In its beginnings, it appears that Christianity was largely a movement amongst the lower class, Jews, women, and agrarian society in Palestine, but it soon became a movement that encompassed Gentiles, men and women, the educated, and urbanites across the Roman Empire.[7] While there were many sociological, religious, and political reasons for this, social networking played a major role in the numerical growth and demographic shift of Christians in the first three centuries.

How can we use social networking today to share the gospel and start a new movement for Christ?


[1] Jesus’ connection to John the Baptist undoubtedly helped him tremendously in launching his ministry, a concept that is both testified to in the gospels (John the Baptist prepares the way for Jesus) and by social construction theory. The authors of Palestine in the Time of Jesus state that kinship was the primary social domain of ancient Mediterranean societies, followed by political structures and associations.
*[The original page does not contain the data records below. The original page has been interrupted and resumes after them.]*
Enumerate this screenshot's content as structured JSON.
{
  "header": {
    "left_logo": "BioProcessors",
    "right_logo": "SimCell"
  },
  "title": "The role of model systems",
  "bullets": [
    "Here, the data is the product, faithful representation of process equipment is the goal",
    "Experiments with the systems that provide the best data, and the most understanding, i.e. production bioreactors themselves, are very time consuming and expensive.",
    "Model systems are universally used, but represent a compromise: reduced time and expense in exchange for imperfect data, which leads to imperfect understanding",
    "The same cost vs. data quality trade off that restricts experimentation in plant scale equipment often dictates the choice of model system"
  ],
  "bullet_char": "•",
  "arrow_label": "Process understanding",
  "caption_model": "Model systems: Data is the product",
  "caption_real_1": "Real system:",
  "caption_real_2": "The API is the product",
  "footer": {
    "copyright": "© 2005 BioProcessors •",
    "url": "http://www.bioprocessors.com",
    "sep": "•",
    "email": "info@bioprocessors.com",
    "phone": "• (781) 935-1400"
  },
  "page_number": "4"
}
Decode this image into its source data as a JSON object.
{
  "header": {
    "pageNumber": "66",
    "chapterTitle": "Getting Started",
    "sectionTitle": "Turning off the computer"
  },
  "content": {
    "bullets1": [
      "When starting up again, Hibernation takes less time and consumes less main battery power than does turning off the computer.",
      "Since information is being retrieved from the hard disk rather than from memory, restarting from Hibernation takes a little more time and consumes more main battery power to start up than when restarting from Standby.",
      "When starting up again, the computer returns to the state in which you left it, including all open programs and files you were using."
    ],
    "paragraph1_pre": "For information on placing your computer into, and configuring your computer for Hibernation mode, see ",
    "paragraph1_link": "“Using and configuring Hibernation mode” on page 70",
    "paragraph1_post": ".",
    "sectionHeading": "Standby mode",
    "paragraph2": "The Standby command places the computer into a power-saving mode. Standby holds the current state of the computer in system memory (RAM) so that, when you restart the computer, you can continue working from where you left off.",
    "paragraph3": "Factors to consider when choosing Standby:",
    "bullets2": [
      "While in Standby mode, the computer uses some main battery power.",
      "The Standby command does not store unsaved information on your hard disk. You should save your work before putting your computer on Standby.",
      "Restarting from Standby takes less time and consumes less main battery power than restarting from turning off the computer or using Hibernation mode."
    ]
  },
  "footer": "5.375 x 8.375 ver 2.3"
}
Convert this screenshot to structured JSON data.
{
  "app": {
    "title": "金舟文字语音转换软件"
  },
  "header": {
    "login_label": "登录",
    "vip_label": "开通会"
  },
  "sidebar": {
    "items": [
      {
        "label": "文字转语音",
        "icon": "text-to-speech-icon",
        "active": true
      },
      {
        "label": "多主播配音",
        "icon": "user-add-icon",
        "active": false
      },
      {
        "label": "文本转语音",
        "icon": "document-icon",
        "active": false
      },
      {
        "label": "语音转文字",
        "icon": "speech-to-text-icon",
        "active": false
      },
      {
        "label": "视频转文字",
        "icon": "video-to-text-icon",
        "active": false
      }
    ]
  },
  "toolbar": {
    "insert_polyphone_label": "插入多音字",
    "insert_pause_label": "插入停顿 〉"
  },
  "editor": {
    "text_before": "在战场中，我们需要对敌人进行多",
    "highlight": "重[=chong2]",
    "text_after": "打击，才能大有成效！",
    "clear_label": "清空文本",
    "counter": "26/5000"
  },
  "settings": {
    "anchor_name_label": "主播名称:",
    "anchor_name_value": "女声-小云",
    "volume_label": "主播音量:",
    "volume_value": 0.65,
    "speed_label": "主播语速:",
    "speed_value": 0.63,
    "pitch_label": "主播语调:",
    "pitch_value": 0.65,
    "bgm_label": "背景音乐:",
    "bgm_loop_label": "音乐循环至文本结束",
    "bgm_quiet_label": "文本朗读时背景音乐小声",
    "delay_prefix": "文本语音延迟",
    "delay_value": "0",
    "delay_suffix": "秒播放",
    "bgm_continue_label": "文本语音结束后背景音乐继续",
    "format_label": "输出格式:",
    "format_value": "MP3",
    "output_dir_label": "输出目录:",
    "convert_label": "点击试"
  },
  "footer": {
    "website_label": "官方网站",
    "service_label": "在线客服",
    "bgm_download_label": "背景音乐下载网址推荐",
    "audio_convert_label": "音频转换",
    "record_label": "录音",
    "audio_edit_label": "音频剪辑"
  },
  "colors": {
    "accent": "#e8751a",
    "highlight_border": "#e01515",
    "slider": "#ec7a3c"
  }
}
K. C. Hanson and Douglas E. Oakman, Palestine in the Time of Jesus: Social Structures and Social Conflicts (Minneapolis, MN: Fortress Press, 1998), 20.


[2] “Instead of immediately leaving one’s everyday work place and following without hesitation, [in John] there is networking with kin and friends in the villages.” See Dennis C. Duling, “The Jesus Movement and Social Network Analysis: (Part Ii. The Social Network).” Biblical Theology Bulletin (2000). http://www.highbeam.com/doc/1G1-94331533.html (accessed 5-14-09).


[3] See Hanson and Oakman, 99-129. See also Dennis C. Duling, “The Jesus Movement and Social Network Analysis (Part I: The Spatial Network),” Biblical Theology Bulletin (1999). http://www.highbeam.com/doc/1G1-94332368.html (accessed 5-21-09).


[4] Eckhard J. Schnabel, Early Christian Mission, vol. 2 (Downers Grove, IL: InterVarsity Press, 2004), 1544.

[5] For a summary of the conditions that favored the spread of Christianity, including the Roman roads and common language, see Everett Ferguson, Backgrounds of Early Christianity, Second ed. (Grand Rapids, MI: Eerdmans, 1993), 579-80. In regards to the Diaspora, Stark writes, “In all the major centers of the empire were substantial settlements of Diasporan Jews who were accustomed to receiving teachers from Jerusalem. Moreover, the missionaries were likely to have family and friendship connections within at least some of the Diasporan communities. Indeed, if Paul is a typical example, the missionaries were themselves Hellenized Jews.” See Stark, 62.

[6] Green, Evangelism in the Early Church, 208-09.


[7] Stark’s entire work, The Rise of Christianity, lays out these reasons and others for Christianity’s growth in the early centuries. Stark.